How long have you been with Dixon Center?
I have been with Dixon Center about five years as Administrative and Program Manager. We had just moved to Maryland from Hawaii [where my husband had been stationed with the Navy], and I was trying to find a job. I had been out of work for three years while we were in in Hawaii;
, I stayed with the kids. Because of that time, I was having a very hard time finding a job when we [moved to our new station].
I was on LinkedIn and someone had shared a post for the Katie Couric show. She was looking for three women who were trying to get back into the workforce; a stay-at-home-mom, a recent college graduate, and someone who had been laid off. That’s actually how I got in touch with Dixon Center, through the show.
Someone at the show had passed my information on to Dave. They told him they were looking for a job for a military spouse. They mentioned I was interested in working for military nonprofits, and asked Dave if he knew anyone they could set up an interview with. Dave said, “Wait a minute, we need someone at Dixon Center.” So he came out to New York, I had a breakfast interview with them. On the last day of the show, they did a “You’re hired” segment. Dave was in the audience. JG and the kids were there, and that’s when I was hired. I got hired on TV!
And I’ve been with Dixon Center ever since.
What does it mean to you to be a military spouse and family?
JG’s service is definitely his service. I do not take credit. I’ve never really worn my husband’s rank. I have my own job, I have my own career. But I am extremely proud of my husband for doing what he believes in. He’s doing it because he truly wants to serve his country. He believes in what he’s doing. He believes in supporting his junior sailors and helping them to succeed. If I’ve had any small part in making that possible for him, that makes me extremely proud.
It doesn’t come without sacrifice. He’s not home a lot of the time. He’s missed out on a lot of things with the kids, and it’s hard sometimes to try to cover for Mom and Dad. But they’re pretty tough kids. They’re resilient.
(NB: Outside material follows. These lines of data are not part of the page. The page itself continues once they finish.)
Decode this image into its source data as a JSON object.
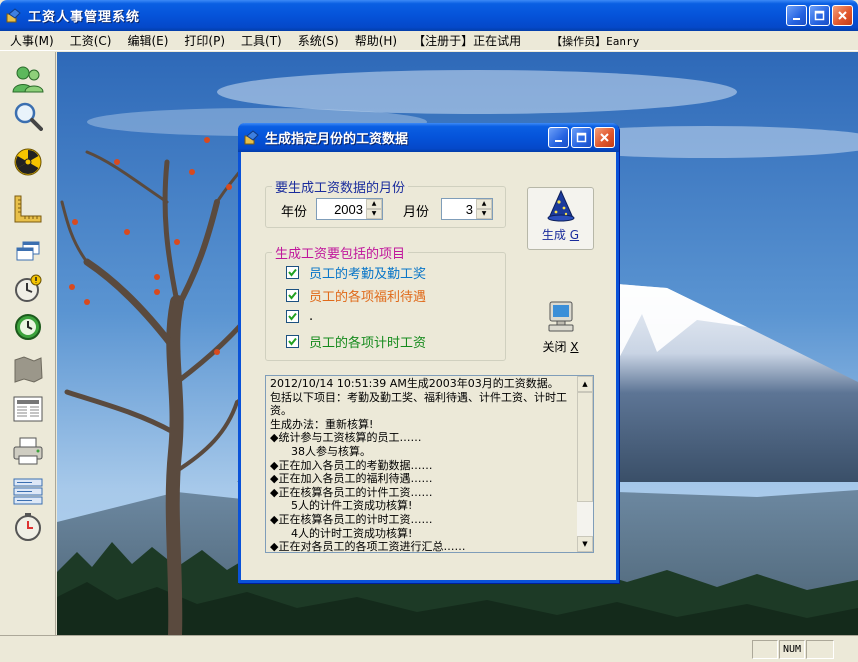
{
  "window": {
    "title": "工资人事管理系统"
  },
  "menu": {
    "items": [
      "人事(M)",
      "工资(C)",
      "编辑(E)",
      "打印(P)",
      "工具(T)",
      "系统(S)",
      "帮助(H)"
    ],
    "registered": "【注册于】正在试用",
    "operator": "【操作员】Eanry"
  },
  "toolbar": {
    "items": [
      "users-icon",
      "search-icon",
      "radiation-icon",
      "ruler-icon",
      "windows-icon",
      "alarm-clock-icon",
      "clock-icon",
      "map-icon",
      "newspaper-icon",
      "printer-icon",
      "list-icon",
      "timer-icon"
    ]
  },
  "dialog": {
    "title": "生成指定月份的工资数据",
    "month_group": {
      "legend": "要生成工资数据的月份",
      "year_label": "年份",
      "year_value": "2003",
      "month_label": "月份",
      "month_value": "3"
    },
    "items_group": {
      "legend": "生成工资要包括的项目",
      "items": [
        {
          "label": "员工的考勤及勤工奖",
          "checked": true,
          "color": "#0a76c8"
        },
        {
          "label": "员工的各项福利待遇",
          "checked": true,
          "color": "#e06a1a"
        },
        {
          "label": ".",
          "checked": true,
          "color": "#000000"
        },
        {
          "label": "员工的各项计时工资",
          "checked": true,
          "color": "#158a1c"
        }
      ]
    },
    "generate_button": {
      "label": "生成",
      "key": "G"
    },
    "close_button": {
      "label": "关闭",
      "key": "X"
    },
    "log_text": "2012/10/14 10:51:39 AM生成2003年03月的工资数据。\n包括以下项目：考勤及勤工奖、福利待遇、计件工资、计时工资。\n生成办法：重新核算!\n◆统计参与工资核算的员工……\n      38人参与核算。\n◆正在加入各员工的考勤数据……\n◆正在加入各员工的福利待遇……\n◆正在核算各员工的计件工资……\n      5人的计件工资成功核算!\n◆正在核算各员工的计时工资……\n      4人的计时工资成功核算!\n◆正在对各员工的各项工资进行汇总……"
  },
  "statusbar": {
    "num": "NUM"
  }
}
I think for spouses and kids, you have to go with the flow and not make a big deal out of things that aren’t in the scheme of things.
Being part of the military community through my husband is part of what has made me so passionate about working with military nonprofits like Dixon Center. I see from the inside how awesome the military community is and how awesome the families and service members are. I think that’s what led me to realize what my passion was.
What does your job entail?
As Administrative and Program Manager, the administrative part is really what any admin does; letters, and booking travel, expense reports, scheduling meetings, all of that. Then the program manager part right now is focused mostly on our Women Veterans Program.
My husband is Navy. We were engaged before he went to boot camp. So I’ve been through the whole process with him. We lived in Pensacola, FL when he was in A school then his first ship was in San Diego, CA. I started working for the Army Services YMCA. I was an admin there. I also ran some other programs for single sailors. From there, my boss moved to Lincoln Military Housing as their Community Services Director, and she soon brought me over as the Community Services Coordinator. We planned free events for the families that lived in military housing.
After four or five years of working for military families and military nonprofits, I discovered my real passion was in working with those folks in whatever capacity. Whether it was in planning or administrative, I just wanted to continue working with military families and organizations that supported them.
What was the genesis of the Women Veterans Program?
The program started early on in our planning. We had an anonymous donor whose passion was helping women veterans. There are all these resources for post-9/11 veterans, a lot of it going to mostly male veterans. There’s just not a lot of help going to specifically female veterans. We wanted something that focused solely on female veterans and that crossed all generations; it wasn’t just post-9/11, it wasn’t just WWII.
We helped so many women early on that the donor just renewed our funds for another couple years. We have been able to continue the program through other donors that believe in the program and want to see it keep going.
In my involvement with the program, I’ve become perhaps too passionate about it. When you’re talking to these women and hearing their stories, you get attached and protective. I guess that’s not a bad thing after all. It’s a very rewarding part of my job.
Would you say that’s been your proudest project at Dixon Center?
The Women Veterans Program, that’s definitely up there. Being able to make such a difference in the lives of these women veterans. But also, providing assistance any way we can. Even when it’s helping other organizations work together and make a bigger difference together than they can on their own.
I’ve been blessed to work with some amazing organizations and some great people. Dixon Center is more than just a work team; it feels more like a family. We’re all extremely passionate about the military and the people we serve and making changes for them for the better. If we can’t help every person that comes to us, we do our best to connect them with someone who can.